Like the duck-and-cover exercises of the Cold War era, lockdown drills for gun violence have become commonplace in school districts. But not every procedure is the same. Some schools have relatively calm exercises initiated by a code word given over the loud speakers. Other districts bring in police to enact a scenario like a kidnapping or a shooting. After the tragedy in Newton, a number of schools have taken lockdowns to another level, making the drills as real as possible with actors, props, and professional make up.
In Stanislaus County, about an hour and a half from San Francisco, the police and educators went one step further. With the help of a federal grant, they filmed an ultra-realistic simulation of a shooting. The department says the video will help train school staff and first responders, but the violent clips shown by the media have drawn criticism.
Like most schools in the country, The Hart-Ransom K-8 in Modesto has never dealt with gun violence.

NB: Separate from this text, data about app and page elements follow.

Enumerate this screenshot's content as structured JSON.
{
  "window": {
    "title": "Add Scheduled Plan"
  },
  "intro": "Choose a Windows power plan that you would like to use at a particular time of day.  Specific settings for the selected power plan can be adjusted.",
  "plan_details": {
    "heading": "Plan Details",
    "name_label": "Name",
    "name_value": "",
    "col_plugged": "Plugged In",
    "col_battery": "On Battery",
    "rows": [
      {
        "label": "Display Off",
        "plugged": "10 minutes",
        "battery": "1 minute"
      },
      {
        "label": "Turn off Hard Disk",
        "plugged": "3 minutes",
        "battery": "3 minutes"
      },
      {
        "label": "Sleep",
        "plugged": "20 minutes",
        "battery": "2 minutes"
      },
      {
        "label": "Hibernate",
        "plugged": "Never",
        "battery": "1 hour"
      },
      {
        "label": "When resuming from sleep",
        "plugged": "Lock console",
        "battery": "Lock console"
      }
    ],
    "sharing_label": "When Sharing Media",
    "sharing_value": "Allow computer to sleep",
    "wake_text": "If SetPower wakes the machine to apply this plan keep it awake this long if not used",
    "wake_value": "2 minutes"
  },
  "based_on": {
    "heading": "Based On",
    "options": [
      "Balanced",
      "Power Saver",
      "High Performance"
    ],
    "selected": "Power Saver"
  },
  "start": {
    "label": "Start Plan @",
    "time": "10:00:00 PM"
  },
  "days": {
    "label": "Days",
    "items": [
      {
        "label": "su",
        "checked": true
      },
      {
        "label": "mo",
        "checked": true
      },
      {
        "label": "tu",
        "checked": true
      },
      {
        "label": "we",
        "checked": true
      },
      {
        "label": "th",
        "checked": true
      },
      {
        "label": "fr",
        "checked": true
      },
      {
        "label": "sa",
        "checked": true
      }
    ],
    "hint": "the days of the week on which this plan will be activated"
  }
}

Almond orchards surround the rural campus, and at recess children play in big grassy fields.
Back before December the staff didn't lock classroom doors or gates. Visitors could get on campus without going by the main office.
Superintendent Ream Lochery walks through the school with me, making sure the gates leading off campus are locked.
"Our safety committee convened right after Newtown, like almost every district's safety committee did, we just tightened up," Lochery says.
His school is just a few miles down the road from where the Stanislaus County Sheriff's Department filmed the training video just a few weeks ago.
The Modesto Bee came out to cover the training exercise and posted video clips of it on their website. It's the nightmare scenario. Two darkly dressed characters are waving guns. Some children run to take cover. Others lie on the grass and concrete with gruesome injuries: gunshot wounds, a spinal cord injury, spilled out intestines. One student has sheet metal protruding from the neck to simulate the aftermath of a pipe bomb explosion.
Lieutenant Mike Radford directs school response training at the Stanislaus County Sheriff's Department. He decided to intensify the scenario after attending Urban Shield, a program that simulates large-scale disasters like terrorist attacks or earthquakes. To do professional make up, Radford brought in a local costume shop called Daydreams and Nightmares. They are renown for their intensely convincing reproductions of gore.
"To get the best training value out of anything you have to make it as realistic as possible," Radford says.
To control the scenario, Radford used children from a community acting program to play the students. He had them sit on the grass in front of the school and have a picnic.
Then, without telling them it was coming, he set off two stun grenades -- loud explosions that set everyone in motion.
"We got fantastic human reaction from these kids," Radford says. "We had a couple of our actors portraying bad guys come out yelling and screaming."
Police departments and school districts have been training regularly for shootings ever since the 1999 massacre at Columbine High, but the nature of these trainings and the level of preparation vary widely.
Radford says one thing they have learned at their department is the need for more intelligence, specifically on the layouts of every school. Like many police departments, they do not have digital copies of blueprints that could be loaded up in a squad car.
"Most guys don't even know what the schools look like," Radford says.
In Modesto, community members criticized the training scenario both for its public nature and for the school chosen for the exercise.
The training was done at the Peterson School for Alternative Education, which is attended mainly by children expelled from other schools or who are incarcerated at the nearby juvenile hall.
The Stanislaus County Department of Education declined to be interviewed for this story, and they blocked interviews with teachers and staff who took part in the exercise. But video of the event has already circled widely in the press.
The clips taken by the Modesto Bee aired on the Today show and the BBC, and have since been reposted all over the Internet. Critics questioned if publicizing such graphic content might encourage more violence.
Lieutenant Radford defends the final video they are working to produce as a valuable learning tool. He hopes to bring in more first responder agencies in future training exercises.
"I learned that as big as we had it, I want it bigger," he says. "I want more people involved."
Dana Walters owns Daydreams and Nightmares, the costume shop that did the make up for the training exercise. Her 13-year-old daughter Jade Rogers played one of the wounded children.
Walters says even though she supports this kind of training, it wasn't easy to watch her daughter lie out there with a fake bullet wound to the head.
"I was having a really hard time with that," Walters says. "I'm sitting there going, 'I know this is fake,' but she laid there for two hours."
Rogers and her friend, who also acted in the exercise, say the simulation was more realistic then they expected. There were lots of SWAT cars, and Rogers lay there dead-still for so long that she has a tan line on her arm from the caked-on fake blood.
She says before this, she hadn't though much about school shootings. She does now though.
Lieutenant Radford hopes to have the video finished before the next school year. He plans to make it available for educators and police forces everywhere.